External pressure loadings in sub-sea pipelines can generate catastrophic structural instabilities such as propagation buckling. This failure mode is typified by a pipe collapse (snap-through phenomenon) that occurs at an initiation pressure PIand a subsequent propagation of the collapse to pipe ends that occurs at a propagation pressure PP. Recent studies have shown that pipelines with a textured geometry, corresponding to the post-buckled shape of a thin-walled cylindrical pipe under axial compression, are able to substantially increase PI, PP, and thus resistance to propagation buckling, compared to conventional smooth pipelines. This study investigates the performance of alternative post-buckled shapes observed in thin-walled pipelines under hydrostatic loading. These shapes correspond closely to a geometric family known as curved-crease origami and so a geometric definition is developed to map geometric parameters from origami to pipelines. A numerical analysis is then conducted on two curved-crease forms and comparative smooth and textured forms. Textured and smooth numerical models show good correspondence with previously reported post-buckling behaviour. One curved crease form is shown to have an increase in PPthat is 10.8% greater than the textured pipeline and 131.8% greater than smooth.
A subsea pipeline is a slender structure used for long-distance transport in oil and gas industries. It can experience a number of instabilities such as lateral (snaking) buckling, upheaval buckling, and propagation buckling (Karampour et al., 2013). Among these, lateral buckling is a global buckling that is due to restrained axial expansion caused by combination of seabed friction and high temperature pipeline contents.
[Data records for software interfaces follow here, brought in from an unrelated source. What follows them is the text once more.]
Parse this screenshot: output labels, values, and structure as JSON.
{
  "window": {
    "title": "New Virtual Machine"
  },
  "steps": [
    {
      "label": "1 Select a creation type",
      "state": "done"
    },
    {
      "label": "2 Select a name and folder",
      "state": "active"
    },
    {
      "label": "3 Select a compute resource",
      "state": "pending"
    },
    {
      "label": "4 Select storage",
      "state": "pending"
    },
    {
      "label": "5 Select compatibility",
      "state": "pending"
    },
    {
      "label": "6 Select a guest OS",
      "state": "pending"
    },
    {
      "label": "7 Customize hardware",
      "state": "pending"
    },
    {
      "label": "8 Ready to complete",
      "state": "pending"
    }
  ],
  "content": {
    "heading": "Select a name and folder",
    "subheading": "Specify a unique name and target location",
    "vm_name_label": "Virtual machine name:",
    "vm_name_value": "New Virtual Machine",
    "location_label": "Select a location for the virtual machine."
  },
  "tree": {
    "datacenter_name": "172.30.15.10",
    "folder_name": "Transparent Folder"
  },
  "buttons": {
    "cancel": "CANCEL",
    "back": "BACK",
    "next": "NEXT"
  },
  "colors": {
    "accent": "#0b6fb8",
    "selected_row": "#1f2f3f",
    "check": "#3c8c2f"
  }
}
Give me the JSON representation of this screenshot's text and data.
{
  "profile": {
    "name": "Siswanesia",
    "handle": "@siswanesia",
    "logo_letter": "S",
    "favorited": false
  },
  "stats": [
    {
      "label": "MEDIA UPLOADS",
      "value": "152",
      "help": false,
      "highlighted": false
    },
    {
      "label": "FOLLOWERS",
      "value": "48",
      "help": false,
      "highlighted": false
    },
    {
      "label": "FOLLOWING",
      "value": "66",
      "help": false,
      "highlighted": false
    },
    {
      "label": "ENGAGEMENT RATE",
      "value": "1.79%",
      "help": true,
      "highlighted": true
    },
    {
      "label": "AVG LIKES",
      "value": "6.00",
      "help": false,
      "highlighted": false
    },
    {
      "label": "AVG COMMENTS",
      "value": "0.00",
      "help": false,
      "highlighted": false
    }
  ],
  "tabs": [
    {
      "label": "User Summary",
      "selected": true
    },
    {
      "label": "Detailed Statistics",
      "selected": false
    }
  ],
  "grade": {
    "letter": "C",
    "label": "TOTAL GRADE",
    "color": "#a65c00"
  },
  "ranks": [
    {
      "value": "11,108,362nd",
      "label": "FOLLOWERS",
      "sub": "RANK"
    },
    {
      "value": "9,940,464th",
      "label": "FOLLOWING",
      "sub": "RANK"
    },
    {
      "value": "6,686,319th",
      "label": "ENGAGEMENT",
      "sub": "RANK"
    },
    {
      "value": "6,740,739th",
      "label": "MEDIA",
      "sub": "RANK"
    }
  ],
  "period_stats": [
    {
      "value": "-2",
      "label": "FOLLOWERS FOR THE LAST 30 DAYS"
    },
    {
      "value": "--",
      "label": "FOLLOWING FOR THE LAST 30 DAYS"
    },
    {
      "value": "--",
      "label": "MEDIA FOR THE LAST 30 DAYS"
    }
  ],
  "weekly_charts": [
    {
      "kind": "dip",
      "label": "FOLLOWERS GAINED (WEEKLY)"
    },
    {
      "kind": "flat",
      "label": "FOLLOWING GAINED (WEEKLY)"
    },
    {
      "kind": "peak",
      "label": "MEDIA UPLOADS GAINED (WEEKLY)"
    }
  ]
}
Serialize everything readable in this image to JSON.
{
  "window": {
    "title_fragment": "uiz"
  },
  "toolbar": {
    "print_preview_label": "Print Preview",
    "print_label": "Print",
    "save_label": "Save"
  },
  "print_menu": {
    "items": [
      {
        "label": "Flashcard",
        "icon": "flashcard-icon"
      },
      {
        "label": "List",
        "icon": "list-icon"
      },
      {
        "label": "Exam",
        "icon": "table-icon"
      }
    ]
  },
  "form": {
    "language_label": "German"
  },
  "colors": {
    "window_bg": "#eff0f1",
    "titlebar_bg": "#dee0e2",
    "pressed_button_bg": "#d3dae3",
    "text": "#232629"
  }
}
Upheaval buckling is akin to this but occurs in subsea pipelines that are trenched (Karampour et al., 2015). The most critical instability is propagation buckling, a snap-through phenomenon that can rapidly damage a large length of the pipeline, particularly in remote deep subsea regions (2-3km depth).